As Aid Shifts, Afghanistan Must Change Its Economic Focus
By Jennifer Brookland
January 28, 2015
Afghanistan’s economy has dropped in value by a third during the past year, with an expected growth rate just one tenth of its 2012 level of 14 percent.
With aid dollars no longer a reliable stopgap for performance in other industries, it will increasingly fall to Afghanistan’s own private sector to step up with the funds needed to complete the infrastructure projects left unfinished by departing development organizations, and fill in the gaps where livelihoods and agriculture projects funded internationally were once in full bloom.
“Creating jobs in the private sector should become a major focus of donor aid in the years to come as the Afghan Government seeks to fill the large gap left by the shrinking international military, NGO, and contractor presence,” says Salem Helali, who directs a project for Creative Associates International in Afghanistan.
Cuts across the board
The $9.7 billion the U.S. spent on development in Afghanistan since 2002 initially paid off: the country’s GDP was $20.31 billion in 2013—five times higher than its 2002 levels—and indicators from health to education to gender equality all rose sharply. Overall, the United States has spent more than $100 billion on development in the country, according to the Associated Press.
But U.S. lawmakers slashed high levels of development assistance at the start of 2014 with a spending bill that took overall civilian assistance to 50 percent of its 2013 levels—an amount that had already been halved since 2011.
U.S. cuts were echoed by Australia and European donors, who also reduced their aid budgets to the country. The trimming forced some international NGOs to cut staff and pare down or even shut down projects.
“The recent decrease in development aid, along with the accompanied draw-down in [International Security Assistance Forces] has increased unemployment, particularly in fledgling sectors that have traditionally been supported by donor aid such as construction, banking/finance, and ICT,” says Helali.
“In addition to the direct impact on these sectors, rising unemployment decreases consumer spending and has a negative impact on private sector growth generally.”
The loss of development spending is now being felt at the national level.
Afghanistan’s current account balance (an indicator that includes trade, investments and cash transfers) is now forecasted by the World Bank to go into negative numbers by 2016—certainly not the worst in South Asia but hardly a hopeful sign for a country in sore need of a new beginning.
The Humanitarian Country Team for Afghanistan recorded 7.4 million people in need of humanitarian assistance as of Nov. 2014 and noted that 28 percent of the population is food insecure.

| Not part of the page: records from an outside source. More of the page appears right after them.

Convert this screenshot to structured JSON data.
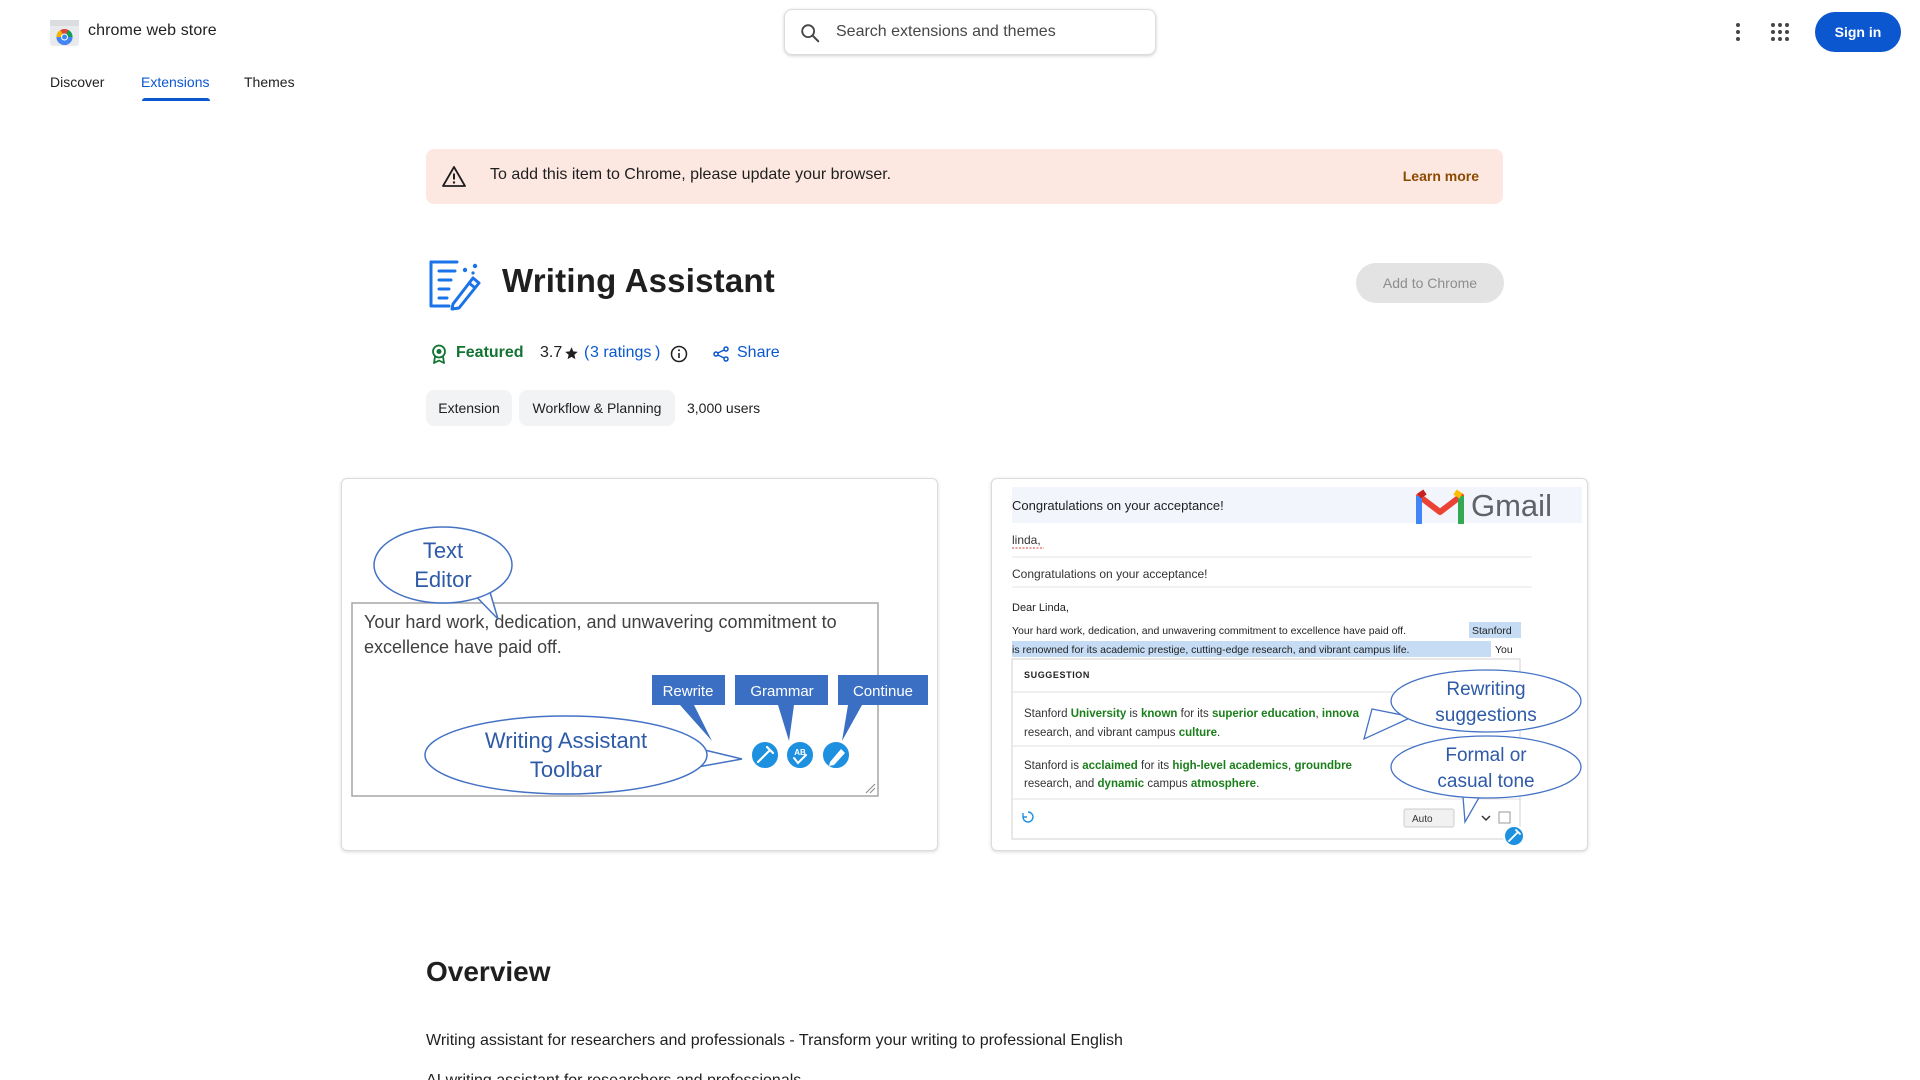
{
  "header": {
    "logo_text": "chrome web store",
    "search_placeholder": "Search extensions and themes",
    "sign_in": "Sign in"
  },
  "tabs": [
    {
      "label": "Discover",
      "active": false
    },
    {
      "label": "Extensions",
      "active": true
    },
    {
      "label": "Themes",
      "active": false
    }
  ],
  "banner": {
    "text": "To add this item to Chrome, please update your browser.",
    "link": "Learn more"
  },
  "extension": {
    "title": "Writing Assistant",
    "add_button": "Add to Chrome",
    "featured": "Featured",
    "rating": "3.7",
    "ratings_link": "3 ratings",
    "share": "Share",
    "chips": [
      "Extension",
      "Workflow & Planning"
    ],
    "users": "3,000 users"
  },
  "screenshot1": {
    "callout_editor_line1": "Text",
    "callout_editor_line2": "Editor",
    "editor_text_line1": "Your hard work, dedication, and unwavering commitment to",
    "editor_text_line2": "excellence have paid off.",
    "btn_rewrite": "Rewrite",
    "btn_grammar": "Grammar",
    "btn_continue": "Continue",
    "callout_toolbar_line1": "Writing Assistant",
    "callout_toolbar_line2": "Toolbar"
  },
  "screenshot2": {
    "subject": "Congratulations on your acceptance!",
    "gmail_label": "Gmail",
    "to": "linda,",
    "subject_line": "Congratulations on your acceptance!",
    "greeting": "Dear Linda,",
    "body_line1_plain": "Your hard work, dedication, and unwavering commitment to excellence have paid off.",
    "body_line1_highlight": "Stanford",
    "body_line2_highlight": "is renowned for its academic prestige, cutting-edge research, and vibrant campus life.",
    "body_line2_plain": "You",
    "suggestion_header": "SUGGESTION",
    "s1_l1_a": "Stanford",
    "s1_l1_b": "University",
    "s1_l1_c": "is",
    "s1_l1_d": "known",
    "s1_l1_e": "for its",
    "s1_l1_f": "superior education",
    "s1_l1_g": ",",
    "s1_l1_h": "innova",
    "s1_l2_a": "research, and vibrant campus",
    "s1_l2_b": "culture",
    "s1_l2_c": ".",
    "s2_l1_a": "Stanford is",
    "s2_l1_b": "acclaimed",
    "s2_l1_c": "for its",
    "s2_l1_d": "high-level academics",
    "s2_l1_e": ",",
    "s2_l1_f": "groundbre",
    "s2_l2_a": "research, and",
    "s2_l2_b": "dynamic",
    "s2_l2_c": "campus",
    "s2_l2_d": "atmosphere",
    "s2_l2_e": ".",
    "select_value": "Auto",
    "callout_rewriting_line1": "Rewriting",
    "callout_rewriting_line2": "suggestions",
    "callout_tone_line1": "Formal or",
    "callout_tone_line2": "casual tone"
  },
  "overview": {
    "title": "Overview",
    "line1": "Writing assistant for researchers and professionals - Transform your writing to professional English",
    "line2": "AI writing assistant for researchers and professionals"
  },
  "colors": {
    "accent": "#0b57d0",
    "banner_bg": "#fce8e1",
    "featured": "#137333",
    "callout_blue": "#4472c4",
    "toolbar_btn": "#3a6fc4",
    "suggest_green": "#1a7f1a"
  }
}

Supporting development through business
The U.S. Agency for International Development has made clear its intentions to continue to support Afghanistan through education, agriculture and economic growth programs—including support for the private sector.
It supports workforce development programs that are producing skilled workers who can move Afghanistan’s economy into new sectors such as mobile development and technology in addition to much-needed small enterprises and construction.
Helali also predicts growth in sectors such as mining and telecommunications even in the face of decreasing foreign direct investment.
“Identifying the needs of those sectors with the most promise, while subsequently training and matching qualified job applicants with employers, is one important tool that donors and the Afghan Government can use to help boost the struggling economy,” he says.